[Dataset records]
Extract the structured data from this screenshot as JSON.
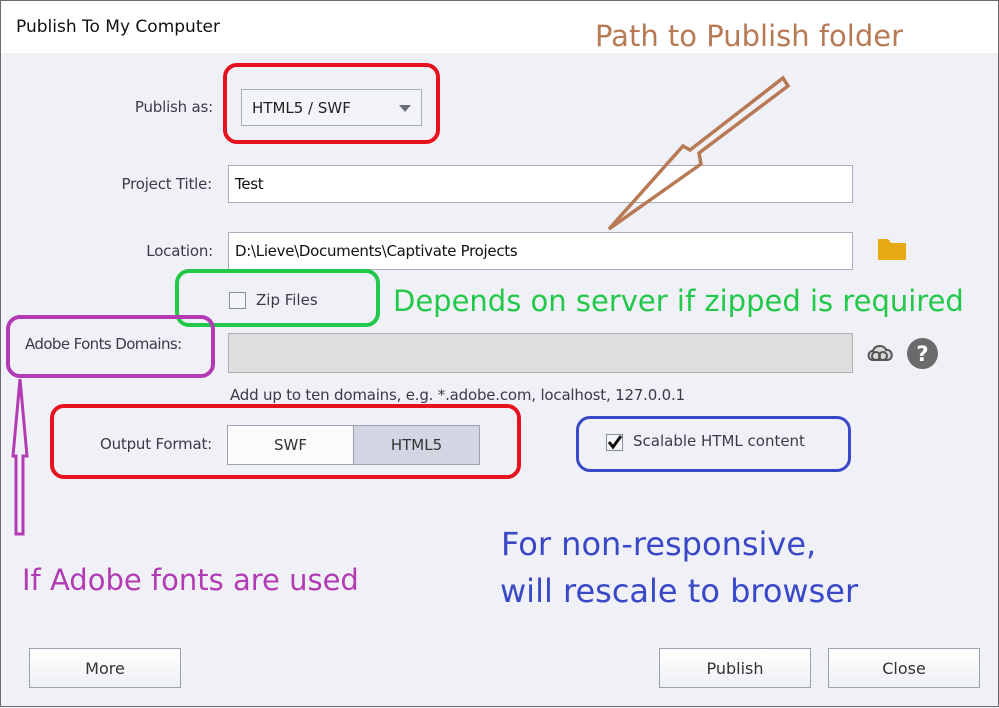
{
  "window": {
    "title": "Publish To My Computer"
  },
  "form": {
    "publish_as": {
      "label": "Publish as:",
      "value": "HTML5 / SWF"
    },
    "project_title": {
      "label": "Project Title:",
      "value": "Test"
    },
    "location": {
      "label": "Location:",
      "value": "D:\\Lieve\\Documents\\Captivate Projects",
      "browse_icon": "folder-icon"
    },
    "zip_files": {
      "label": "Zip Files",
      "checked": false
    },
    "adobe_fonts_domains": {
      "label": "Adobe Fonts Domains:",
      "value": "",
      "hint": "Add up to ten domains, e.g. *.adobe.com, localhost, 127.0.0.1",
      "icons": [
        "creative-cloud-icon",
        "help-icon"
      ]
    },
    "output_format": {
      "label": "Output Format:",
      "options": [
        "SWF",
        "HTML5"
      ],
      "selected": "HTML5"
    },
    "scalable_html": {
      "label": "Scalable HTML content",
      "checked": true
    }
  },
  "buttons": {
    "more": "More",
    "publish": "Publish",
    "close": "Close"
  },
  "annotations": {
    "path_note": {
      "text": "Path to Publish folder",
      "color": "#b87a55"
    },
    "zip_note": {
      "text": "Depends on server if zipped is required",
      "color": "#22c84a"
    },
    "fonts_note": {
      "text": "If Adobe fonts are used",
      "color": "#b23bb4"
    },
    "scalable_note_line1": {
      "text": "For non-responsive,",
      "color": "#3a48c8"
    },
    "scalable_note_line2": {
      "text": "will rescale to browser",
      "color": "#3a48c8"
    },
    "publish_as_outline_color": "#e8121e",
    "output_format_outline_color": "#e8121e",
    "zip_outline_color": "#22c84a",
    "fonts_outline_color": "#b23bb4",
    "scalable_outline_color": "#3a48c8"
  }
}
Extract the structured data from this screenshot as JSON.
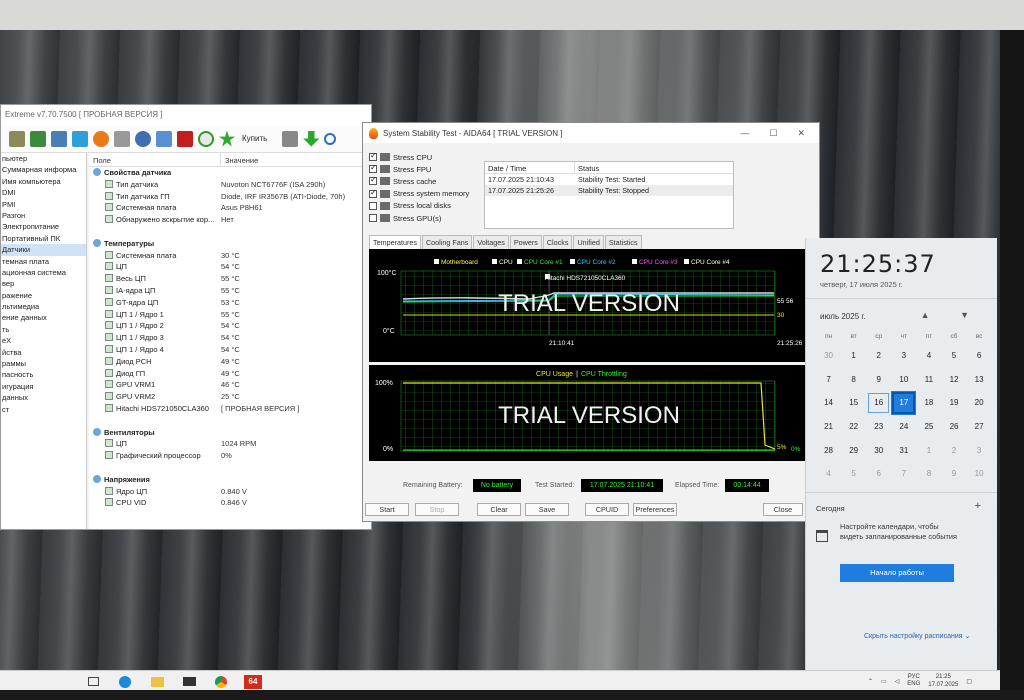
{
  "main_window": {
    "title": "Extreme v7.70.7500 [ ПРОБНАЯ ВЕРСИЯ ]",
    "buy_label": "Купить",
    "tree": [
      "пьютер",
      "Суммарная информа",
      "Имя компьютера",
      "DMI",
      "PMI",
      "Разгон",
      "Электропитание",
      "Портативный ПК",
      "Датчики",
      "темная плата",
      "ационная система",
      "вер",
      "ражение",
      "льтимедиа",
      "ение данных",
      "ть",
      "eX",
      "йства",
      "раммы",
      "пасность",
      "игурация",
      "данных",
      "ст"
    ],
    "tree_selected": 8,
    "columns": {
      "field": "Поле",
      "value": "Значение"
    },
    "rows": [
      {
        "g": true,
        "f": "Свойства датчика"
      },
      {
        "f": "Тип датчика",
        "v": "Nuvoton NCT6776F  (ISA 290h)"
      },
      {
        "f": "Тип датчика ГП",
        "v": "Diode, IRF IR3567B  (ATI-Diode, 70h)"
      },
      {
        "f": "Системная плата",
        "v": "Asus P8H61"
      },
      {
        "f": "Обнаружено вскрытие кор...",
        "v": "Нет"
      },
      {
        "f": "",
        "v": ""
      },
      {
        "g": true,
        "f": "Температуры"
      },
      {
        "f": "Системная плата",
        "v": "30 °C"
      },
      {
        "f": "ЦП",
        "v": "54 °C"
      },
      {
        "f": "Весь ЦП",
        "v": "55 °C"
      },
      {
        "f": "IA-ядра ЦП",
        "v": "55 °C"
      },
      {
        "f": "GT-ядра ЦП",
        "v": "53 °C"
      },
      {
        "f": "ЦП 1 / Ядро 1",
        "v": "55 °C"
      },
      {
        "f": "ЦП 1 / Ядро 2",
        "v": "54 °C"
      },
      {
        "f": "ЦП 1 / Ядро 3",
        "v": "54 °C"
      },
      {
        "f": "ЦП 1 / Ядро 4",
        "v": "54 °C"
      },
      {
        "f": "Диод PCH",
        "v": "49 °C"
      },
      {
        "f": "Диод ГП",
        "v": "49 °C"
      },
      {
        "f": "GPU VRM1",
        "v": "46 °C"
      },
      {
        "f": "GPU VRM2",
        "v": "25 °C"
      },
      {
        "f": "Hitachi HDS721050CLA360",
        "v": "[ ПРОБНАЯ ВЕРСИЯ ]"
      },
      {
        "f": "",
        "v": ""
      },
      {
        "g": true,
        "f": "Вентиляторы"
      },
      {
        "f": "ЦП",
        "v": "1024 RPM"
      },
      {
        "f": "Графический процессор",
        "v": "0%"
      },
      {
        "f": "",
        "v": ""
      },
      {
        "g": true,
        "f": "Напряжения"
      },
      {
        "f": "Ядро ЦП",
        "v": "0.840 V"
      },
      {
        "f": "CPU VID",
        "v": "0.846 V"
      }
    ]
  },
  "stability": {
    "title": "System Stability Test - AIDA64  [ TRIAL VERSION ]",
    "window_controls": [
      "—",
      "☐",
      "✕"
    ],
    "stress": [
      {
        "label": "Stress CPU",
        "checked": true
      },
      {
        "label": "Stress FPU",
        "checked": true
      },
      {
        "label": "Stress cache",
        "checked": true
      },
      {
        "label": "Stress system memory",
        "checked": true
      },
      {
        "label": "Stress local disks",
        "checked": false
      },
      {
        "label": "Stress GPU(s)",
        "checked": false
      }
    ],
    "log_headers": {
      "date": "Date / Time",
      "status": "Status"
    },
    "log": [
      {
        "date": "17.07.2025 21:10:43",
        "status": "Stability Test: Started"
      },
      {
        "date": "17.07.2025 21:25:26",
        "status": "Stability Test: Stopped"
      }
    ],
    "tabs": [
      "Temperatures",
      "Cooling Fans",
      "Voltages",
      "Powers",
      "Clocks",
      "Unified",
      "Statistics"
    ],
    "graph1": {
      "legend": [
        "Motherboard",
        "CPU",
        "CPU Core #1",
        "CPU Core #2",
        "CPU Core #3",
        "CPU Core #4"
      ],
      "legend_colors": [
        "#ffff33",
        "#ffffff",
        "#2ef52e",
        "#33ccff",
        "#ff55ff",
        "#ffffff"
      ],
      "legend2": "Hitachi HDS721050CLA360",
      "y_top": "100°C",
      "y_bottom": "0°C",
      "x_start": "21:10:41",
      "x_end": "21:25:26",
      "watermark": "TRIAL VERSION",
      "end_values": [
        "55 56",
        "30"
      ]
    },
    "graph2": {
      "legend_a": "CPU Usage",
      "legend_sep": "|",
      "legend_b": "CPU Throttling",
      "y_top": "100%",
      "y_bottom": "0%",
      "watermark": "TRIAL VERSION",
      "end_values": [
        "5%",
        "0%"
      ]
    },
    "stats": {
      "battery_label": "Remaining Battery:",
      "battery": "No battery",
      "started_label": "Test Started:",
      "started": "17.07.2025 21:10:41",
      "elapsed_label": "Elapsed Time:",
      "elapsed": "00:14:44"
    },
    "buttons": {
      "start": "Start",
      "stop": "Stop",
      "clear": "Clear",
      "save": "Save",
      "cpuid": "CPUID",
      "preferences": "Preferences",
      "close": "Close"
    }
  },
  "calendar": {
    "time": "21:25:37",
    "date": "четверг, 17 июля 2025 г.",
    "month": "июль 2025 г.",
    "arrows": "▲ ▼",
    "weekdays": [
      "пн",
      "вт",
      "ср",
      "чт",
      "пт",
      "сб",
      "вс"
    ],
    "weeks": [
      [
        "30",
        "1",
        "2",
        "3",
        "4",
        "5",
        "6"
      ],
      [
        "7",
        "8",
        "9",
        "10",
        "11",
        "12",
        "13"
      ],
      [
        "14",
        "15",
        "16",
        "17",
        "18",
        "19",
        "20"
      ],
      [
        "21",
        "22",
        "23",
        "24",
        "25",
        "26",
        "27"
      ],
      [
        "28",
        "29",
        "30",
        "31",
        "1",
        "2",
        "3"
      ],
      [
        "4",
        "5",
        "6",
        "7",
        "8",
        "9",
        "10"
      ]
    ],
    "today": "Сегодня",
    "plus": "+",
    "setup_text": "Настройте календари, чтобы видеть запланированные события",
    "start_button": "Начало работы",
    "hide_schedule": "Скрыть настройку расписания ⌄"
  },
  "taskbar": {
    "lang": "РУС",
    "lang2": "ENG",
    "time": "21:25",
    "date": "17.07.2025",
    "aida_label": "64"
  }
}
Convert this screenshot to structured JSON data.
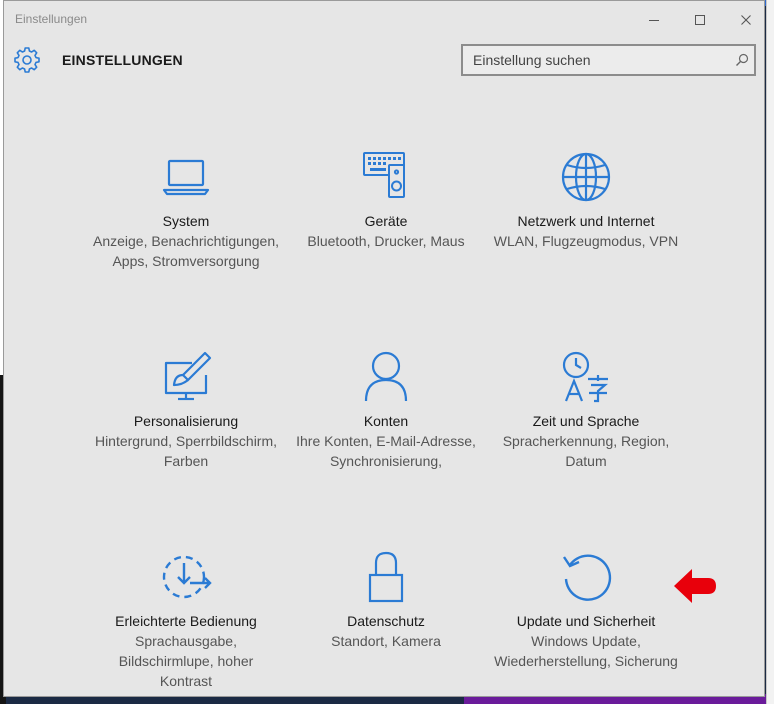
{
  "window": {
    "title": "Einstellungen",
    "minimize_label": "",
    "maximize_label": "",
    "close_label": ""
  },
  "header": {
    "app_title": "EINSTELLUNGEN",
    "search_placeholder": "Einstellung suchen"
  },
  "colors": {
    "accent": "#2b7bd4",
    "arrow": "#e8000b"
  },
  "tiles": [
    {
      "icon": "laptop-icon",
      "title": "System",
      "desc": "Anzeige, Benachrichtigungen, Apps, Stromversorgung"
    },
    {
      "icon": "devices-icon",
      "title": "Geräte",
      "desc": "Bluetooth, Drucker, Maus"
    },
    {
      "icon": "globe-icon",
      "title": "Netzwerk und Internet",
      "desc": "WLAN, Flugzeugmodus, VPN"
    },
    {
      "icon": "personalization-icon",
      "title": "Personalisierung",
      "desc": "Hintergrund, Sperrbildschirm, Farben"
    },
    {
      "icon": "person-icon",
      "title": "Konten",
      "desc": "Ihre Konten, E-Mail-Adresse, Synchronisierung,"
    },
    {
      "icon": "time-language-icon",
      "title": "Zeit und Sprache",
      "desc": "Spracherkennung, Region, Datum"
    },
    {
      "icon": "ease-of-access-icon",
      "title": "Erleichterte Bedienung",
      "desc": "Sprachausgabe, Bildschirmlupe, hoher Kontrast"
    },
    {
      "icon": "lock-icon",
      "title": "Datenschutz",
      "desc": "Standort, Kamera"
    },
    {
      "icon": "update-icon",
      "title": "Update und Sicherheit",
      "desc": "Windows Update, Wiederherstellung, Sicherung"
    }
  ]
}
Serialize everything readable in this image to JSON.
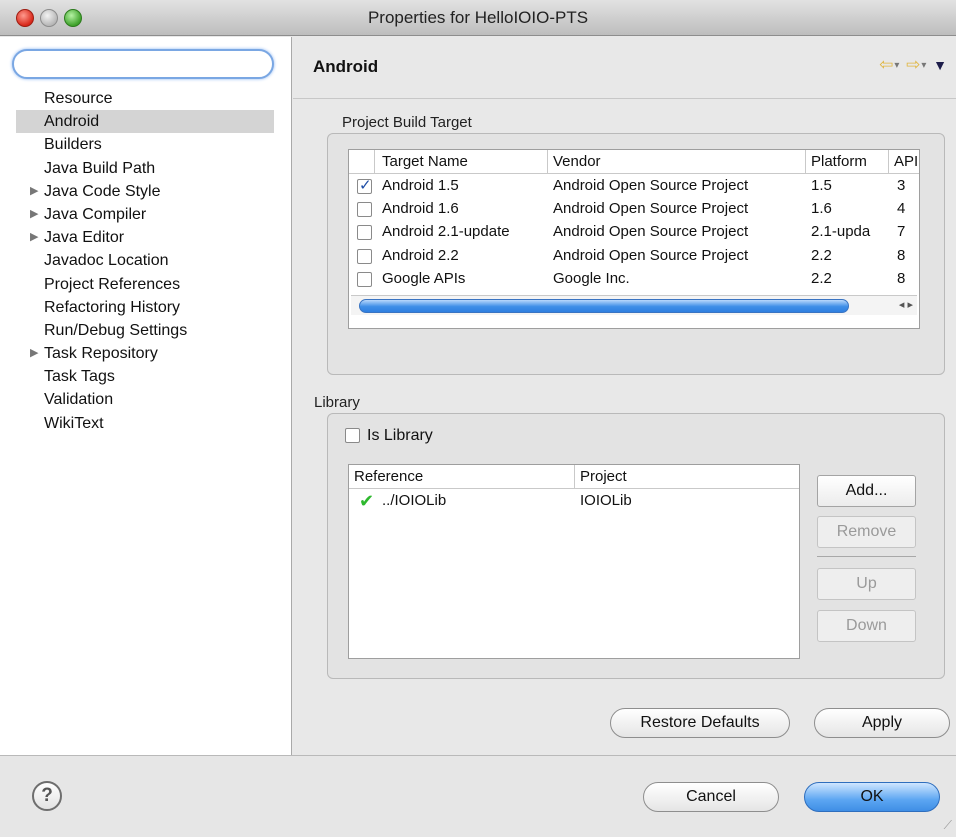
{
  "window": {
    "title": "Properties for HelloIOIO-PTS"
  },
  "filter": {
    "placeholder": ""
  },
  "nav": {
    "items": [
      {
        "label": "Resource",
        "expandable": false,
        "selected": false
      },
      {
        "label": "Android",
        "expandable": false,
        "selected": true
      },
      {
        "label": "Builders",
        "expandable": false,
        "selected": false
      },
      {
        "label": "Java Build Path",
        "expandable": false,
        "selected": false
      },
      {
        "label": "Java Code Style",
        "expandable": true,
        "selected": false
      },
      {
        "label": "Java Compiler",
        "expandable": true,
        "selected": false
      },
      {
        "label": "Java Editor",
        "expandable": true,
        "selected": false
      },
      {
        "label": "Javadoc Location",
        "expandable": false,
        "selected": false
      },
      {
        "label": "Project References",
        "expandable": false,
        "selected": false
      },
      {
        "label": "Refactoring History",
        "expandable": false,
        "selected": false
      },
      {
        "label": "Run/Debug Settings",
        "expandable": false,
        "selected": false
      },
      {
        "label": "Task Repository",
        "expandable": true,
        "selected": false
      },
      {
        "label": "Task Tags",
        "expandable": false,
        "selected": false
      },
      {
        "label": "Validation",
        "expandable": false,
        "selected": false
      },
      {
        "label": "WikiText",
        "expandable": false,
        "selected": false
      }
    ]
  },
  "page": {
    "title": "Android"
  },
  "build_target": {
    "group_label": "Project Build Target",
    "columns": [
      "Target Name",
      "Vendor",
      "Platform",
      "API"
    ],
    "rows": [
      {
        "checked": true,
        "name": "Android 1.5",
        "vendor": "Android Open Source Project",
        "platform": "1.5",
        "api": "3"
      },
      {
        "checked": false,
        "name": "Android 1.6",
        "vendor": "Android Open Source Project",
        "platform": "1.6",
        "api": "4"
      },
      {
        "checked": false,
        "name": "Android 2.1-update",
        "vendor": "Android Open Source Project",
        "platform": "2.1-upda",
        "api": "7"
      },
      {
        "checked": false,
        "name": "Android 2.2",
        "vendor": "Android Open Source Project",
        "platform": "2.2",
        "api": "8"
      },
      {
        "checked": false,
        "name": "Google APIs",
        "vendor": "Google Inc.",
        "platform": "2.2",
        "api": "8"
      }
    ]
  },
  "library": {
    "group_label": "Library",
    "is_library_label": "Is Library",
    "is_library_checked": false,
    "columns": [
      "Reference",
      "Project"
    ],
    "rows": [
      {
        "reference": "../IOIOLib",
        "project": "IOIOLib",
        "status": "ok"
      }
    ],
    "buttons": {
      "add": "Add...",
      "remove": "Remove",
      "up": "Up",
      "down": "Down"
    }
  },
  "actions": {
    "restore_defaults": "Restore Defaults",
    "apply": "Apply",
    "cancel": "Cancel",
    "ok": "OK",
    "help": "?"
  }
}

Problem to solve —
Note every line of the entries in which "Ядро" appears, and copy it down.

Exercise solution —
        "f": "ЦП 1 / Ядро 1",
        "f": "ЦП 1 / Ядро 2",
        "f": "ЦП 1 / Ядро 3",
        "f": "ЦП 1 / Ядро 4",
        "f": "Ядро ЦП",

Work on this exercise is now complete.